Leaders have a big problem, which means you may have a big problem, too. When uncertainty is the new normal, how is it possible to lead others? Increasingly, leadership resilience (and lots of it) is your most valuable skill. Your confidence comes from your ability to bounce back and persevere even in the face of enormous uncertainty. How will you thrive in the face of rapid paced change, evolving marketplaces and shifting environments?
Here are five ideas to help you successfully persevere amidst the unexpected:
Cultivate a Sense of Calm
There’s an enormous benefit to cultivating a sense of calm in the face of rapid change and surprising shifts in the marketplace. One example is that calm gives you time to think, reflect and consider. Rather than rushing off in a panicked pursuit of an immediate solution, cultivating calm offers you and your team leaders the chance to take a breath, consider options and act decisively. Russell Simmons, the hip-hop mogul suggest one of the greatest tools for him is meditation. “I can promise you that no tool has made me a smarter, more focused and clearer thinking entrepreneur than meditation.” Whatever your means for cultivating calm, minimizing stress and distraction in the midst of uncertainty will serve you and your team well.
Find a Fresh Perspective
One of my favorite graduate school professors was fond of saying “perspective is worth 100 IQ points when it comes to working through the challenges facing leaders.” What she meant was having a fresh viewpoint or a strong source of comparative analysis could help illuminate new solutions to the challenges at hand.

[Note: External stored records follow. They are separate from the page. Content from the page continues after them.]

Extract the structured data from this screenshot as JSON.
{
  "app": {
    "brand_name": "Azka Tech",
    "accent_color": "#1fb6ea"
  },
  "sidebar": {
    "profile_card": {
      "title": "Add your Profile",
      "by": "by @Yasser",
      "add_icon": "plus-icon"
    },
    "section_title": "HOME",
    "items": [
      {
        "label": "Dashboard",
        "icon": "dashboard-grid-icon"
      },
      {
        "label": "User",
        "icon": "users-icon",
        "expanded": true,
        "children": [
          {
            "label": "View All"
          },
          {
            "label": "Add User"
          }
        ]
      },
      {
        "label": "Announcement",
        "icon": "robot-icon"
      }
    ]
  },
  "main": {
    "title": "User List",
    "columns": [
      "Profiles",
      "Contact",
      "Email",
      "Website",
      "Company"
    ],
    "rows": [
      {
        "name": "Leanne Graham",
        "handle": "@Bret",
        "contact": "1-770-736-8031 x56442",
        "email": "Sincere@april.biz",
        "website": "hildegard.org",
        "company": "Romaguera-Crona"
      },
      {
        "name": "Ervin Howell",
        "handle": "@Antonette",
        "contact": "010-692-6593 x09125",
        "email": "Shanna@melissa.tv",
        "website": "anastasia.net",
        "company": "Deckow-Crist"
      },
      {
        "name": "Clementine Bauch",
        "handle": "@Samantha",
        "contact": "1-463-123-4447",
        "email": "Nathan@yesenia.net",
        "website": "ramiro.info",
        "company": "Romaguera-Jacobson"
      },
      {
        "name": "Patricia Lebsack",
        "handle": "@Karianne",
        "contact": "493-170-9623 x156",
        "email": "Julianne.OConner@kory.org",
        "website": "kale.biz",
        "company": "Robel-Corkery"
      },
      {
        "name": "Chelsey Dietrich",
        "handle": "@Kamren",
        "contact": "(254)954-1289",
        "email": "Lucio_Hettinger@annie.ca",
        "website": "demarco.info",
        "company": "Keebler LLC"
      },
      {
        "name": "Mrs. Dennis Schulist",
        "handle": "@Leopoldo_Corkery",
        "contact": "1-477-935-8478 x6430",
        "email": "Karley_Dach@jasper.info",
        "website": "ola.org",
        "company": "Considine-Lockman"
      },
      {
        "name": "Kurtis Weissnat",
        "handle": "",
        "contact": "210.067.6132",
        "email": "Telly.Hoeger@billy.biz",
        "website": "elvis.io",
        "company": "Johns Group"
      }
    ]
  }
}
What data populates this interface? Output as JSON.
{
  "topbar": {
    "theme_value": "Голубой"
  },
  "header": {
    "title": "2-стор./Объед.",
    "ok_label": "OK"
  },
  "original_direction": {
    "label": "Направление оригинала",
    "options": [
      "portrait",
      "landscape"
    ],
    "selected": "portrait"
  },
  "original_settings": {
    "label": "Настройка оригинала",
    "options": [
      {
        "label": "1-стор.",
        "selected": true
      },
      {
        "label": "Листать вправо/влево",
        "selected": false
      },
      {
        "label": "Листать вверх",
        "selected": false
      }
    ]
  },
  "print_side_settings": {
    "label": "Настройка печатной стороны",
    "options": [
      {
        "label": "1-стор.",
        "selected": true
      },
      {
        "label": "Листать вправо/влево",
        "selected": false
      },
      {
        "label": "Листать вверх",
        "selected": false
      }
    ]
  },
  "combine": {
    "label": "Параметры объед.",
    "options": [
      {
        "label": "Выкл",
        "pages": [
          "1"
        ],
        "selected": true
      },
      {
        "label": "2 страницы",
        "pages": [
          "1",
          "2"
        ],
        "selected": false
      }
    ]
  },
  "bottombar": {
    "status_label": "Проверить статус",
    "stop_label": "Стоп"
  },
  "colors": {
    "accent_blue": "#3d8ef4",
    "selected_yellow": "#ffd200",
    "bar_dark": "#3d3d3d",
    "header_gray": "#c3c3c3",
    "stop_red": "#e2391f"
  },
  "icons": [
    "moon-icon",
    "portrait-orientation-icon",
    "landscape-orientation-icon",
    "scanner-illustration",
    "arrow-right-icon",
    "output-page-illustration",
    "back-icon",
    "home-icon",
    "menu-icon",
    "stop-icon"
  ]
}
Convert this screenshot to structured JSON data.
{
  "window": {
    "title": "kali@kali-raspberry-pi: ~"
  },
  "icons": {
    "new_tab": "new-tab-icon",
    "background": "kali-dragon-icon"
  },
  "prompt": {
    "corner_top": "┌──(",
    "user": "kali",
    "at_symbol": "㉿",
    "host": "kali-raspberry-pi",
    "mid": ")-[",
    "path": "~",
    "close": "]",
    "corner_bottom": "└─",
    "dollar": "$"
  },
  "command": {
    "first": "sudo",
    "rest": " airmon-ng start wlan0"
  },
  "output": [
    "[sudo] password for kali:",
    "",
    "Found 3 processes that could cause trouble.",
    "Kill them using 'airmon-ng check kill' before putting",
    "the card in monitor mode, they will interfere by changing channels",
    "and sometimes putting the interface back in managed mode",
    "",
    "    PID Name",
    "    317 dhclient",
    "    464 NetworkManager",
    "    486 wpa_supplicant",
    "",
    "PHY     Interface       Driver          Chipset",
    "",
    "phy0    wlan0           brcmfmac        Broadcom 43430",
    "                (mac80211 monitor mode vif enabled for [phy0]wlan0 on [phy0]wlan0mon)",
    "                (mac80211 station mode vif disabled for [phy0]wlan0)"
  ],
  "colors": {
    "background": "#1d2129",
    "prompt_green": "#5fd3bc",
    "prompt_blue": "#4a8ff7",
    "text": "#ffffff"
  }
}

Whenever you face a serious obstacle to success, finding another person, organization or industry who may have experience a similar circumstance can often provide ideas for finding a new solution or direction.
Become More Inquisitive.
Questions are more important than answers for leaders. It was the genius Albert Einstein who reminds us that “the important thing is not to stop questioning.” While it’s easy to overlook the seemingly obvious, asking your team to explore the “few things that really drive results for your organization, profession or industry” will likely yield some surprising responses. One of my favorite exercises is imagining different items combined in different ways. Imagine drinking a glass of milk that tastes just like what you found at the bottom of your favorite cereal, without the bowl or the cereal. Sound unreal? It’s not. It’s called Cow Wow Cereal Milk. Now what’s your next great combo?
Embrace Differing Points of View
To be clear, I detest the term “devil’s advocate.” It’s like an arsonist telling you he’s a fireman. When I encourage you to embrace other points of view, what I’m suggesting is not disregarding good ideas or bad ones at the outset. I’m suggesting you try looking at them with a fresh set of eyes. You can adopt the perspective of your customers, clients, co-workers, colleagues or competitors. It doesn’t really matter. What does matter is finding a new perch from which to view the issues and potential solutions. Try “piggy-backing” on a colleague’s idea. Find a fresh perspective and argue in favor of it. Watch your language. Be careful of phrases that marginalize other people’s ideas. Sentences and statements that begin with, “well the facts are…” or “the truth is…” seldom meet that threshold.
Try Helping Others.
For leaders and their teams, it is easy to be stressed-out and frustrated in the face of unexpected change. Shifting trends, new developments in technology, or a disrupted strategy can readily derail even the most thoughtful analysis or tactical plan. A longtime colleague used to marvel about how awesome human beings were at “pretending not to know what they really know.” Her point was that most of us know when things are going badly try as we might to talk ourselves out of those feelings. As a leader what are the ways you can break the cycle? How can you help your team see their new reality? Working closely with your team, being a pro-active listener and sharing your own understanding about what’s to come is a great place to start. Well before today’s unrelenting pace of change, Jack Welch the former Chairman and CEO of General Electric suggested this approach for leaders and their teams:
- Face reality as it is, not as it was or you wish it were.
- Be candid with everyone.
- Change before you have to.
- If you don’t have a competitive advantage, don’t compete.
- Control your own destiny, or someone else will.
Thriving amidst the surprises, disruptions and shifts to come will demand much from your leadership. Building your inner strength, discipline, and most importantly your capacity for resilience will help assure your ability to bounce back and persevere even in the face of tomorrow’s enormous uncertainty. You would be well to remember the advice of former Secretary of State General Colin Powell. “People want to share your confidence, however thin, not your turmoil, however real.”
What techniques and strategies do you use to garner new ideas and perspectives? How often do you find yourself pretending not to know, what you really know? Share your thoughts and ideas here.